Wednesday, May 28, 2014
Controversial Cop Out at Fountain Hill
Cunningham, a Fountain Hill police officer since 2010, was fired in February 2013 after being deceptive about a police surveillance tape that showed him approach a handcuffed and shoeless Richard McLaughlin from behind, place him in a choke hold, spin him around and then throw him head first to a hard floor. He also appears to be taunting McLaughlin, though there is no audio.
At the time, McLaughlin was being processed for public drunkenness, harassment and disorderly conduct. He later entered a guilty plea to those charges and spent a few days in jail. But McLaughlin sued both Cunningham and Fountain Hill over the incident, alleging that the police brutality is a violation of his civil rights. Represented by South Whitehall Township Attorney Richard Orloski, McLaughlin recently settled his claim for $95,000, according to borough officials.
It was not the first time Cunningham roughed someone up.
Cunningham's checkered past
As a bouncer at Jelly Beans Southside Jam in Allentown, Cunningham was ordered to pay more than $1 million after severely beating a bar patron who was annoying others with talk of religion and his missionary work.
In Northampton County, magistrate dockets reveal that, in 1993, harassment and terroristic threats against Cunningham were sent on to County Court. Also in 1993, bad checks, forgery, receiving stolen property and unlawful use of computer charges were sent to court. What happened at the County level is unknown. There is no record. It could be that he was admitted into ARD, a special program for first offenders, after which the charges are dismissed and sometimes expunged.
He still owes Northampton County $354.50 in costs for an old (1991) disorderly conduct conviction.
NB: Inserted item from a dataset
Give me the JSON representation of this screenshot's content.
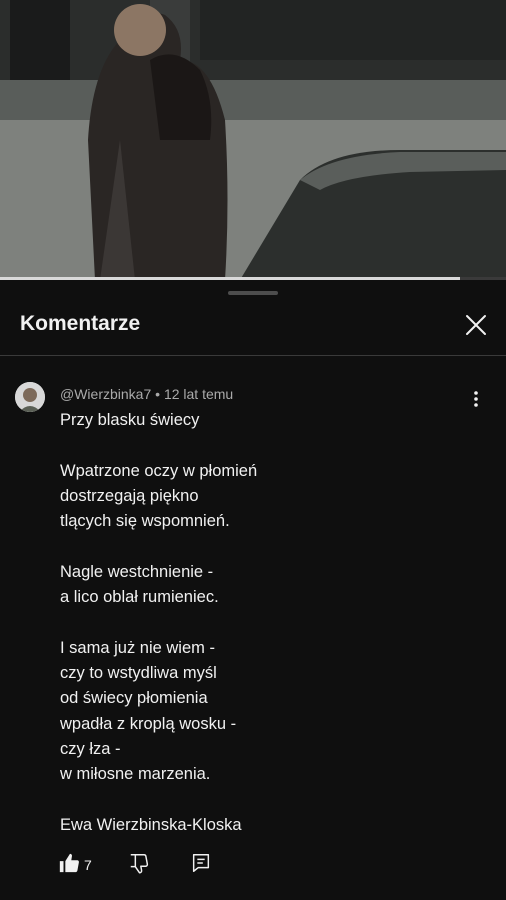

The matter was referred to a collection agency..
In Lehigh County, Cunningham was charged with terroristic threats, harassment, disorderly conduct in 2003. Charges were downgraded to two counts of harassment and he was placed on six months probation and fined $600. He was later brought back to court on contempt charges for ignoring his costs.
Cunningham also has a history of domestic violence. In Lehigh County, Protection From Abuse Act (PFA) contempt charges were filed against Cunningham in 2003. That same year, a PFA was sought and obtained against him in Northampton County. Those PFA charges were eventually dropped by his battered girlfriend after a custody order was entered, assuring that his visitation with his son would be supervised.
Arbitration and Reinstatement
Despite this checkered past and unprofessional behavior as a police officer, Arbitrator Steven Wolf concluded last August that Cunningham was entitled to "one final opportunity." He then gave Fountain Hill and the FOP the opportunity to pay his $12,600 bill for three days of testimony.
Though Cunningham was reinstated, he would never patrol again. Chief Ed Bachert kept him on desk duty. Then, because of "concerns" that needed investigation, Mayor Jose Rosado had Cunningham placed on paid administrative leave. Cunningham himself began making complaints against the Borough with the Equal Employment Opportunity Commission.
The impasse ended with the acceptance of Cunningham's resignation during a special meeting on May 23, along with a $35,000 payment and promise to provide neutral recommendations. Attempting to fire Cunningham again would have been financially irresponsible, according to Mayor Rosado. He explained that the process would take 6-8 months, and that the Borough would pay 2-3 times more in attorney fees than it agreed to pay Cunningham. "There's also no assurance that we would get the outcome that we did receive," he added.
The six Council members who voted (Carolee Gifford was delayed by a medical emergency at her hospital and missed the vote) all agreed that it was time to part ways with Cunningham. But it was still a fractious meeting, with Council President Larry Rapp and Helen Halleman trading barbs. Rapp voted to approve the resignation settlement, and was joined by Norman E. Blatt, Fred Capuano, and Doug Trotter.
Halleman, joined by Philip Trable, voted to reject the deal. "No, no, no, absolutely not!" she voted. She was disgusted by any financial settlement. "Shame on the arbitrators and my colleagues for voting in favor of this, since [Cunningham] has been collecting full salary and health care benefits for several months."
"Listen up, you citizens of Fountain Hill," she said after the meeting. "These are taxpayer dollars. All gone to waste. When budget time comes, you will all be given a big shot with a tax increase because we are in a bigger than ever deficit. When you go to the polls, you know what you can do? Get on the ballot and help the Borough survive."
Rosado stated that the police force is now down to four full-time officers, plus the Chief.